◆ **Record extracts**:
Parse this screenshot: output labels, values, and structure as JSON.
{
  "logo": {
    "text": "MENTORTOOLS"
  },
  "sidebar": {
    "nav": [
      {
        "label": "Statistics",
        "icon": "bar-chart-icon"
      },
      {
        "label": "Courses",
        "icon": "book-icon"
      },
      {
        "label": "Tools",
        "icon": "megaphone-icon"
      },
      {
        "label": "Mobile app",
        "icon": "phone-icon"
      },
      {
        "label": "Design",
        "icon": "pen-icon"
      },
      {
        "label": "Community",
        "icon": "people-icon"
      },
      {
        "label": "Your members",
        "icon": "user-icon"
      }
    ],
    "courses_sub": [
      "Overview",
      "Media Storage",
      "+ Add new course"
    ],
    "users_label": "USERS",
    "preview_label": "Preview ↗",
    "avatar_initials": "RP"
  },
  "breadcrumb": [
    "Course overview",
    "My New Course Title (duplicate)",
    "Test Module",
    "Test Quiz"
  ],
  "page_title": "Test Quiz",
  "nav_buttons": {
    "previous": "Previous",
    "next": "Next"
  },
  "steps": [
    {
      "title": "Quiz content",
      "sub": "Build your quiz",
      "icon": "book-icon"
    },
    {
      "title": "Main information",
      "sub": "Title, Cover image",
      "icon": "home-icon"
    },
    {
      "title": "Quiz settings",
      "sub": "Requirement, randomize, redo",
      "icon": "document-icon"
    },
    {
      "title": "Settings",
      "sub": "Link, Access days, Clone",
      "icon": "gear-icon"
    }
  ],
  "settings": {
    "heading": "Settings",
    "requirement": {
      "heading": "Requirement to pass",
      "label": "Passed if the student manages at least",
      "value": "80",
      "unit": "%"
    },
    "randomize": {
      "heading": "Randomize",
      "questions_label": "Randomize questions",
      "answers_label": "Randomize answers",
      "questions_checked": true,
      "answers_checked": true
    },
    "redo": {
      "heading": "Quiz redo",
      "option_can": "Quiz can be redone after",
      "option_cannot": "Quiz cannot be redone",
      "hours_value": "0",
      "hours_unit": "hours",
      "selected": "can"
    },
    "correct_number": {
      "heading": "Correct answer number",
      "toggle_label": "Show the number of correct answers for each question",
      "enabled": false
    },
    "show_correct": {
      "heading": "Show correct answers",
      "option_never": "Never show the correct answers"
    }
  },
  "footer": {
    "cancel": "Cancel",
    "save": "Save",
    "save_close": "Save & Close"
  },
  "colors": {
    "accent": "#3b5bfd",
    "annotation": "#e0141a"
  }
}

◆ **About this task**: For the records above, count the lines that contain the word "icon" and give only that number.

◆ **Answer to this exercise**: 11